ASSIGNMENT: The answer must be an exact copy of every entry.
━━━━━ RECORDS FOR PROCESSING
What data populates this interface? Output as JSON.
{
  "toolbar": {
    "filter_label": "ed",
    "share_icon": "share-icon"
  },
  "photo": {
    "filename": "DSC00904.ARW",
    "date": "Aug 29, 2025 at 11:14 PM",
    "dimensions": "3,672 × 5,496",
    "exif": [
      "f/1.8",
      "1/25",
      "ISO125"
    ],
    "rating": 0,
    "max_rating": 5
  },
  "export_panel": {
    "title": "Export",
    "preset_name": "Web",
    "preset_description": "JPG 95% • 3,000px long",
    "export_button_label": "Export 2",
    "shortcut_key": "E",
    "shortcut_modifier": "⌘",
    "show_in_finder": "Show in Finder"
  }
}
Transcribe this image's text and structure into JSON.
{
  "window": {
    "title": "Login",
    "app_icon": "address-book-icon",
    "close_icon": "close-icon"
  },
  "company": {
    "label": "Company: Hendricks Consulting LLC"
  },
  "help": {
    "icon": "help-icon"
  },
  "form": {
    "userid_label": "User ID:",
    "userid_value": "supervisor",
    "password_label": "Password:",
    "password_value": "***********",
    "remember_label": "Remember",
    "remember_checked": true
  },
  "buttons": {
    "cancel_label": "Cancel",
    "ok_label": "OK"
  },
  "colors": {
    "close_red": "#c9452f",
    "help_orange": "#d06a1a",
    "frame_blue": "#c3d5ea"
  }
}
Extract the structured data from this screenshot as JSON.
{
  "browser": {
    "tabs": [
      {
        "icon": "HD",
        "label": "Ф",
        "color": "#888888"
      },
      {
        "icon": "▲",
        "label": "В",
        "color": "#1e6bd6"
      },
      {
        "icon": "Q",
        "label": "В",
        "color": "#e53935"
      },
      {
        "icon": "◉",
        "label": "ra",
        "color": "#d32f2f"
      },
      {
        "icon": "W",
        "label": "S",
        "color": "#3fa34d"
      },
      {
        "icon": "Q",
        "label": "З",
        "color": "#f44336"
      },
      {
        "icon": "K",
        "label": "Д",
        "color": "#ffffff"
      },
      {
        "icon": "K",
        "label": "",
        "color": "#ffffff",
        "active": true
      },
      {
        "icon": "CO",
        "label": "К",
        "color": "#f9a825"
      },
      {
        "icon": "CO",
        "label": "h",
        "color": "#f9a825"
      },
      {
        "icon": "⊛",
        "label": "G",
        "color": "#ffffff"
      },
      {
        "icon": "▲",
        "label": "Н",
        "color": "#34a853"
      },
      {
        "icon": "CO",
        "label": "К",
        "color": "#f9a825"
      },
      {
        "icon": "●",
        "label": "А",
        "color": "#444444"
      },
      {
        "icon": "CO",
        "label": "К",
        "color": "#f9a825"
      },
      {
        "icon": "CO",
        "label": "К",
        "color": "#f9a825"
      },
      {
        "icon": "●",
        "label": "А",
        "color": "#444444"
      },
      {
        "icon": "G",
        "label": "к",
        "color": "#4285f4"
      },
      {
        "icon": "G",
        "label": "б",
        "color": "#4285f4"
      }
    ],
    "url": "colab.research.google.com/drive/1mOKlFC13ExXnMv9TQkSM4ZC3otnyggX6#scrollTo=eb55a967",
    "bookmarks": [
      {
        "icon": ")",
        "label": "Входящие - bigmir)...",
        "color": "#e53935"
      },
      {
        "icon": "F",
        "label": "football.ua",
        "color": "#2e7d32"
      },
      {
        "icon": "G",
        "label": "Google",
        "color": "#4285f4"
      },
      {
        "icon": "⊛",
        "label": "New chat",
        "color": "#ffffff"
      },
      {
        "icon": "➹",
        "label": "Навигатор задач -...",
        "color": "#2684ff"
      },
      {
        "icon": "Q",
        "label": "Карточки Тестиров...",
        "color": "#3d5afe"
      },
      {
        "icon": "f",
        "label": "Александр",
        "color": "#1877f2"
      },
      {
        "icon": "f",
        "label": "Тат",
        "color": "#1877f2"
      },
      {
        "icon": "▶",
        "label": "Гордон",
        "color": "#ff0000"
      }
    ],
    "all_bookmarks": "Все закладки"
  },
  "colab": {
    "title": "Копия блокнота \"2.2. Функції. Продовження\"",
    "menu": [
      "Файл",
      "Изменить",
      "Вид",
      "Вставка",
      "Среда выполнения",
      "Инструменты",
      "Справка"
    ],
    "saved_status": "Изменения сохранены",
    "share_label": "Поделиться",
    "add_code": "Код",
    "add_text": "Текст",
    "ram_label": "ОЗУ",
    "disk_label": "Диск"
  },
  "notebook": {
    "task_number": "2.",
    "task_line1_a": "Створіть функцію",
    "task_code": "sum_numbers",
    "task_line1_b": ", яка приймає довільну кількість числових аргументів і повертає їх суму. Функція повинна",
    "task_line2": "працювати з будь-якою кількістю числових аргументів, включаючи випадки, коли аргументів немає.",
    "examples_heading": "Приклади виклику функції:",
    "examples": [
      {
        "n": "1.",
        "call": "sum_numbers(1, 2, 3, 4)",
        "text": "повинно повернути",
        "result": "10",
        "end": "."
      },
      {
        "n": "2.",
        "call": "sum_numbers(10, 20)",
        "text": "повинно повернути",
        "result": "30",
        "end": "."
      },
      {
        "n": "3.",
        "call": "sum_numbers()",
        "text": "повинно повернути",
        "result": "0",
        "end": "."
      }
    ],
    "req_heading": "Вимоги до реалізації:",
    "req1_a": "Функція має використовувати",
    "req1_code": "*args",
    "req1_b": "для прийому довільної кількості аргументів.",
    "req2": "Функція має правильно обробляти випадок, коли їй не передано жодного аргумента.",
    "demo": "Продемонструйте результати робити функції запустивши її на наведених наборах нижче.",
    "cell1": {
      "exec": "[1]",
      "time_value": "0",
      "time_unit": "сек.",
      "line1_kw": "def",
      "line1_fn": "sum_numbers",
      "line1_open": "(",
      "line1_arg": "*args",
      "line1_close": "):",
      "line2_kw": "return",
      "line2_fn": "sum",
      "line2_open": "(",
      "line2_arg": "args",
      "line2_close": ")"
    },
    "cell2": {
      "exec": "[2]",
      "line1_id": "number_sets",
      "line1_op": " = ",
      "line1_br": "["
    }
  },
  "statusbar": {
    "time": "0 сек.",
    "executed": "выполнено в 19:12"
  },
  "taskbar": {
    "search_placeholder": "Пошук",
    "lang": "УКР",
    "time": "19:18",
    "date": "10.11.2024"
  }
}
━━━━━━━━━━
OUTPUT OF THE EXERCISE:
What data populates this interface? Output as JSON.
{
  "toolbar": {
    "filter_label": "ed",
    "share_icon": "share-icon"
  },
  "photo": {
    "filename": "DSC00904.ARW",
    "date": "Aug 29, 2025 at 11:14 PM",
    "dimensions": "3,672 × 5,496",
    "exif": [
      "f/1.8",
      "1/25",
      "ISO125"
    ],
    "rating": 0,
    "max_rating": 5
  },
  "export_panel": {
    "title": "Export",
    "preset_name": "Web",
    "preset_description": "JPG 95% • 3,000px long",
    "export_button_label": "Export 2",
    "shortcut_key": "E",
    "shortcut_modifier": "⌘",
    "show_in_finder": "Show in Finder"
  }
}
Transcribe this image's text and structure into JSON.
{
  "window": {
    "title": "Login",
    "app_icon": "address-book-icon",
    "close_icon": "close-icon"
  },
  "company": {
    "label": "Company: Hendricks Consulting LLC"
  },
  "help": {
    "icon": "help-icon"
  },
  "form": {
    "userid_label": "User ID:",
    "userid_value": "supervisor",
    "password_label": "Password:",
    "password_value": "***********",
    "remember_label": "Remember",
    "remember_checked": true
  },
  "buttons": {
    "cancel_label": "Cancel",
    "ok_label": "OK"
  },
  "colors": {
    "close_red": "#c9452f",
    "help_orange": "#d06a1a",
    "frame_blue": "#c3d5ea"
  }
}
Extract the structured data from this screenshot as JSON.
{
  "browser": {
    "tabs": [
      {
        "icon": "HD",
        "label": "Ф",
        "color": "#888888"
      },
      {
        "icon": "▲",
        "label": "В",
        "color": "#1e6bd6"
      },
      {
        "icon": "Q",
        "label": "В",
        "color": "#e53935"
      },
      {
        "icon": "◉",
        "label": "ra",
        "color": "#d32f2f"
      },
      {
        "icon": "W",
        "label": "S",
        "color": "#3fa34d"
      },
      {
        "icon": "Q",
        "label": "З",
        "color": "#f44336"
      },
      {
        "icon": "K",
        "label": "Д",
        "color": "#ffffff"
      },
      {
        "icon": "K",
        "label": "",
        "color": "#ffffff",
        "active": true
      },
      {
        "icon": "CO",
        "label": "К",
        "color": "#f9a825"
      },
      {
        "icon": "CO",
        "label": "h",
        "color": "#f9a825"
      },
      {
        "icon": "⊛",
        "label": "G",
        "color": "#ffffff"
      },
      {
        "icon": "▲",
        "label": "Н",
        "color": "#34a853"
      },
      {
        "icon": "CO",
        "label": "К",
        "color": "#f9a825"
      },
      {
        "icon": "●",
        "label": "А",
        "color": "#444444"
      },
      {
        "icon": "CO",
        "label": "К",
        "color": "#f9a825"
      },
      {
        "icon": "CO",
        "label": "К",
        "color": "#f9a825"
      },
      {
        "icon": "●",
        "label": "А",
        "color": "#444444"
      },
      {
        "icon": "G",
        "label": "к",
        "color": "#4285f4"
      },
      {
        "icon": "G",
        "label": "б",
        "color": "#4285f4"
      }
    ],
    "url": "colab.research.google.com/drive/1mOKlFC13ExXnMv9TQkSM4ZC3otnyggX6#scrollTo=eb55a967",
    "bookmarks": [
      {
        "icon": ")",
        "label": "Входящие - bigmir)...",
        "color": "#e53935"
      },
      {
        "icon": "F",
        "label": "football.ua",
        "color": "#2e7d32"
      },
      {
        "icon": "G",
        "label": "Google",
        "color": "#4285f4"
      },
      {
        "icon": "⊛",
        "label": "New chat",
        "color": "#ffffff"
      },
      {
        "icon": "➹",
        "label": "Навигатор задач -...",
        "color": "#2684ff"
      },
      {
        "icon": "Q",
        "label": "Карточки Тестиров...",
        "color": "#3d5afe"
      },
      {
        "icon": "f",
        "label": "Александр",
        "color": "#1877f2"
      },
      {
        "icon": "f",
        "label": "Тат",
        "color": "#1877f2"
      },
      {
        "icon": "▶",
        "label": "Гордон",
        "color": "#ff0000"
      }
    ],
    "all_bookmarks": "Все закладки"
  },
  "colab": {
    "title": "Копия блокнота \"2.2. Функції. Продовження\"",
    "menu": [
      "Файл",
      "Изменить",
      "Вид",
      "Вставка",
      "Среда выполнения",
      "Инструменты",
      "Справка"
    ],
    "saved_status": "Изменения сохранены",
    "share_label": "Поделиться",
    "add_code": "Код",
    "add_text": "Текст",
    "ram_label": "ОЗУ",
    "disk_label": "Диск"
  },
  "notebook": {
    "task_number": "2.",
    "task_line1_a": "Створіть функцію",
    "task_code": "sum_numbers",
    "task_line1_b": ", яка приймає довільну кількість числових аргументів і повертає їх суму. Функція повинна",
    "task_line2": "працювати з будь-якою кількістю числових аргументів, включаючи випадки, коли аргументів немає.",
    "examples_heading": "Приклади виклику функції:",
    "examples": [
      {
        "n": "1.",
        "call": "sum_numbers(1, 2, 3, 4)",
        "text": "повинно повернути",
        "result": "10",
        "end": "."
      },
      {
        "n": "2.",
        "call": "sum_numbers(10, 20)",
        "text": "повинно повернути",
        "result": "30",
        "end": "."
      },
      {
        "n": "3.",
        "call": "sum_numbers()",
        "text": "повинно повернути",
        "result": "0",
        "end": "."
      }
    ],
    "req_heading": "Вимоги до реалізації:",
    "req1_a": "Функція має використовувати",
    "req1_code": "*args",
    "req1_b": "для прийому довільної кількості аргументів.",
    "req2": "Функція має правильно обробляти випадок, коли їй не передано жодного аргумента.",
    "demo": "Продемонструйте результати робити функції запустивши її на наведених наборах нижче.",
    "cell1": {
      "exec": "[1]",
      "time_value": "0",
      "time_unit": "сек.",
      "line1_kw": "def",
      "line1_fn": "sum_numbers",
      "line1_open": "(",
      "line1_arg": "*args",
      "line1_close": "):",
      "line2_kw": "return",
      "line2_fn": "sum",
      "line2_open": "(",
      "line2_arg": "args",
      "line2_close": ")"
    },
    "cell2": {
      "exec": "[2]",
      "line1_id": "number_sets",
      "line1_op": " = ",
      "line1_br": "["
    }
  },
  "statusbar": {
    "time": "0 сек.",
    "executed": "выполнено в 19:12"
  },
  "taskbar": {
    "search_placeholder": "Пошук",
    "lang": "УКР",
    "time": "19:18",
    "date": "10.11.2024"
  }
}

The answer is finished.